→ **Task description**
Scan the data for "rodent" and copy the lines it appears in.

Dataset rows describing interfaces:
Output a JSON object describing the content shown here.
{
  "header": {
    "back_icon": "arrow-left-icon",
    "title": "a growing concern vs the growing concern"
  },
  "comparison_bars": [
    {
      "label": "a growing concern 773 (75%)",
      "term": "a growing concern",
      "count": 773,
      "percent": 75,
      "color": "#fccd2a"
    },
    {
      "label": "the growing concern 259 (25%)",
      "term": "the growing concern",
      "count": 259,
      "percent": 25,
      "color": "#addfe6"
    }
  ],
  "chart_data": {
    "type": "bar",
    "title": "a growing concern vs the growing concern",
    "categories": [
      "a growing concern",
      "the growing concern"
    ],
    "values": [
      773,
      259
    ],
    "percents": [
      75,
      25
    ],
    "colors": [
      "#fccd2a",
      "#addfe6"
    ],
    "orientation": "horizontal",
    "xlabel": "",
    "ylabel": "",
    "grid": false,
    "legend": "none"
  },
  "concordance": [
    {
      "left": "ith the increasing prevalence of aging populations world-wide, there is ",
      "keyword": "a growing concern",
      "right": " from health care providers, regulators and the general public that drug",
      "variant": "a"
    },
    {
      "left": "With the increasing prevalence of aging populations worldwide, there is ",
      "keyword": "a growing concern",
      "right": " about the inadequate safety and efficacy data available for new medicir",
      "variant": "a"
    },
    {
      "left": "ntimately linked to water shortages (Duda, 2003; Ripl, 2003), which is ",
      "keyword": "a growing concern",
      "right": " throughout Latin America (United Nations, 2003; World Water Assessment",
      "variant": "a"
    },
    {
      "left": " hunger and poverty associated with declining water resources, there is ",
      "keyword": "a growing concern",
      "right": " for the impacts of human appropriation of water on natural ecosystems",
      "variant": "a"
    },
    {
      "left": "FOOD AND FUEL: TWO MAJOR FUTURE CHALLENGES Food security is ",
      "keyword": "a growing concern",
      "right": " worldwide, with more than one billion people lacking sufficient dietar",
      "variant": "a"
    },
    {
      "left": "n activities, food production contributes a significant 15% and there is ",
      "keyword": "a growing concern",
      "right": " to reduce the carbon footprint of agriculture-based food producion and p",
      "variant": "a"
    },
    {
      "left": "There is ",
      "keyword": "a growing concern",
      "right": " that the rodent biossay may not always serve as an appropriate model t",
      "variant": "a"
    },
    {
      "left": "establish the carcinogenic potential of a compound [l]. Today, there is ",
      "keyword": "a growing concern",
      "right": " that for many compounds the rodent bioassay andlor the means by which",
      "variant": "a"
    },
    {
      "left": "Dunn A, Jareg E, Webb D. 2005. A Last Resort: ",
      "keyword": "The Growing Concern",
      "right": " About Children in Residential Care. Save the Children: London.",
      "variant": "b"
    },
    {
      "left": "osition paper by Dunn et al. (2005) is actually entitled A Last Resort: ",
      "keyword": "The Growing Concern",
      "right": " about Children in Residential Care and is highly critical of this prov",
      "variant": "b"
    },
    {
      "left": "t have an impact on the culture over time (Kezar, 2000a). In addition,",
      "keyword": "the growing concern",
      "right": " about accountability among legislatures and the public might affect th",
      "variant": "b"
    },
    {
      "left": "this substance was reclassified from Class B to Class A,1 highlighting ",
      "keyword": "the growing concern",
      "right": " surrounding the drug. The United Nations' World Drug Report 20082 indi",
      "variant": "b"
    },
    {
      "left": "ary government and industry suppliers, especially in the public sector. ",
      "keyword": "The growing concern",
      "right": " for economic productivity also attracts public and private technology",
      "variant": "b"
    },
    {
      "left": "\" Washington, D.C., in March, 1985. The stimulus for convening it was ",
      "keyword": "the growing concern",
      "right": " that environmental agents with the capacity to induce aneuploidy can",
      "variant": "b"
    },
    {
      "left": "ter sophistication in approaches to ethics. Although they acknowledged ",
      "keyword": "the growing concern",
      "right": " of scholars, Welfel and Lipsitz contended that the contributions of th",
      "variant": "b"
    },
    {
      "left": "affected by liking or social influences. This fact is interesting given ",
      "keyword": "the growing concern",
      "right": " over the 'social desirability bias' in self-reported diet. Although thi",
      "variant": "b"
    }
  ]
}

→ **Completed exercise**
      "right": " that the rodent biossay may not always serve as an appropriate model t",
      "right": " that for many compounds the rodent bioassay andlor the means by which",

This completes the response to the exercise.